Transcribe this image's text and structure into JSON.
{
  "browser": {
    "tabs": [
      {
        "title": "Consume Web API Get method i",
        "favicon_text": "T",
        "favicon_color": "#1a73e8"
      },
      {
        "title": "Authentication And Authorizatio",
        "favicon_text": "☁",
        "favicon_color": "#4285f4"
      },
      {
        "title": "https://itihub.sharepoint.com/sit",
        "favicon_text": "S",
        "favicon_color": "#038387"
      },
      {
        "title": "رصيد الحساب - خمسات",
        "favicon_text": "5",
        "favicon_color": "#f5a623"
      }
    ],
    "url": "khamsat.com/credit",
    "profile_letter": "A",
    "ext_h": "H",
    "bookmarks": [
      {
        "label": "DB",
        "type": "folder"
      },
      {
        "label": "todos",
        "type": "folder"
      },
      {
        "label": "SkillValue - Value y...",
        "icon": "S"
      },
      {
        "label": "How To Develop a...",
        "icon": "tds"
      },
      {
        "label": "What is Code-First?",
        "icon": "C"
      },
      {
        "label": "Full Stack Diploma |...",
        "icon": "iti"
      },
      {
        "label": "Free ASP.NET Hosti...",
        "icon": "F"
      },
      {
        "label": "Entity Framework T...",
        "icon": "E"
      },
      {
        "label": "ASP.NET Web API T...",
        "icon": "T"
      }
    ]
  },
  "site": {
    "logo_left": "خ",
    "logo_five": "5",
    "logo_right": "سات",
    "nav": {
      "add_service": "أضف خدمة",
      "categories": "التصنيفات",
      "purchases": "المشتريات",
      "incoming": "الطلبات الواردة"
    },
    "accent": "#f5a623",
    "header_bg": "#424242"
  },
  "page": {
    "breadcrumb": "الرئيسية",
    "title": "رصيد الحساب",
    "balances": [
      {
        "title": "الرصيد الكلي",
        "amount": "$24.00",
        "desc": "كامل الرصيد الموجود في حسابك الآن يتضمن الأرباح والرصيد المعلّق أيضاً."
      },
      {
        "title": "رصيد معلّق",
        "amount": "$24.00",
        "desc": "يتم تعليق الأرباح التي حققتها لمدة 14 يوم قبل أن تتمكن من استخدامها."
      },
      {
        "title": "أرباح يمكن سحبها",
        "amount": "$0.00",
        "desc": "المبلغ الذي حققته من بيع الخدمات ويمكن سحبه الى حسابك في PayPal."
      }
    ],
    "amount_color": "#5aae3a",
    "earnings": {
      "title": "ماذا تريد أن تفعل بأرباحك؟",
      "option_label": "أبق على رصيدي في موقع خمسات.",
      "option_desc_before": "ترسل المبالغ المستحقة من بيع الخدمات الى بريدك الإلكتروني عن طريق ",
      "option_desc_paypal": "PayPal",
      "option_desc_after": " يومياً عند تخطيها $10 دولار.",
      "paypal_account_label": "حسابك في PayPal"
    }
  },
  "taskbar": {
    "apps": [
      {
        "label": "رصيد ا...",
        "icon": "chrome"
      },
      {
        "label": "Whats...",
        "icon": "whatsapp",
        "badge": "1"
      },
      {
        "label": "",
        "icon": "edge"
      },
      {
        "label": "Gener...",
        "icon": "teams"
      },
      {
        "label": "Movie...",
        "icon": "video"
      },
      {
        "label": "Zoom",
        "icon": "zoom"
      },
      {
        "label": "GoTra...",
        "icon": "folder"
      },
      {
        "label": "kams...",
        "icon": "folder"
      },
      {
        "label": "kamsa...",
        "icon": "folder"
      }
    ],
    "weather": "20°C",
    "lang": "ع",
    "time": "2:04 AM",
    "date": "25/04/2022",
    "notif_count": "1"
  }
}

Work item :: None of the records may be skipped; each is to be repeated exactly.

Exercise solution ::
Transcribe this image's text and structure into JSON.
{
  "browser": {
    "tabs": [
      {
        "title": "Consume Web API Get method i",
        "favicon_text": "T",
        "favicon_color": "#1a73e8"
      },
      {
        "title": "Authentication And Authorizatio",
        "favicon_text": "☁",
        "favicon_color": "#4285f4"
      },
      {
        "title": "https://itihub.sharepoint.com/sit",
        "favicon_text": "S",
        "favicon_color": "#038387"
      },
      {
        "title": "رصيد الحساب - خمسات",
        "favicon_text": "5",
        "favicon_color": "#f5a623"
      }
    ],
    "url": "khamsat.com/credit",
    "profile_letter": "A",
    "ext_h": "H",
    "bookmarks": [
      {
        "label": "DB",
        "type": "folder"
      },
      {
        "label": "todos",
        "type": "folder"
      },
      {
        "label": "SkillValue - Value y...",
        "icon": "S"
      },
      {
        "label": "How To Develop a...",
        "icon": "tds"
      },
      {
        "label": "What is Code-First?",
        "icon": "C"
      },
      {
        "label": "Full Stack Diploma |...",
        "icon": "iti"
      },
      {
        "label": "Free ASP.NET Hosti...",
        "icon": "F"
      },
      {
        "label": "Entity Framework T...",
        "icon": "E"
      },
      {
        "label": "ASP.NET Web API T...",
        "icon": "T"
      }
    ]
  },
  "site": {
    "logo_left": "خ",
    "logo_five": "5",
    "logo_right": "سات",
    "nav": {
      "add_service": "أضف خدمة",
      "categories": "التصنيفات",
      "purchases": "المشتريات",
      "incoming": "الطلبات الواردة"
    },
    "accent": "#f5a623",
    "header_bg": "#424242"
  },
  "page": {
    "breadcrumb": "الرئيسية",
    "title": "رصيد الحساب",
    "balances": [
      {
        "title": "الرصيد الكلي",
        "amount": "$24.00",
        "desc": "كامل الرصيد الموجود في حسابك الآن يتضمن الأرباح والرصيد المعلّق أيضاً."
      },
      {
        "title": "رصيد معلّق",
        "amount": "$24.00",
        "desc": "يتم تعليق الأرباح التي حققتها لمدة 14 يوم قبل أن تتمكن من استخدامها."
      },
      {
        "title": "أرباح يمكن سحبها",
        "amount": "$0.00",
        "desc": "المبلغ الذي حققته من بيع الخدمات ويمكن سحبه الى حسابك في PayPal."
      }
    ],
    "amount_color": "#5aae3a",
    "earnings": {
      "title": "ماذا تريد أن تفعل بأرباحك؟",
      "option_label": "أبق على رصيدي في موقع خمسات.",
      "option_desc_before": "ترسل المبالغ المستحقة من بيع الخدمات الى بريدك الإلكتروني عن طريق ",
      "option_desc_paypal": "PayPal",
      "option_desc_after": " يومياً عند تخطيها $10 دولار.",
      "paypal_account_label": "حسابك في PayPal"
    }
  },
  "taskbar": {
    "apps": [
      {
        "label": "رصيد ا...",
        "icon": "chrome"
      },
      {
        "label": "Whats...",
        "icon": "whatsapp",
        "badge": "1"
      },
      {
        "label": "",
        "icon": "edge"
      },
      {
        "label": "Gener...",
        "icon": "teams"
      },
      {
        "label": "Movie...",
        "icon": "video"
      },
      {
        "label": "Zoom",
        "icon": "zoom"
      },
      {
        "label": "GoTra...",
        "icon": "folder"
      },
      {
        "label": "kams...",
        "icon": "folder"
      },
      {
        "label": "kamsa...",
        "icon": "folder"
      }
    ],
    "weather": "20°C",
    "lang": "ع",
    "time": "2:04 AM",
    "date": "25/04/2022",
    "notif_count": "1"
  }
}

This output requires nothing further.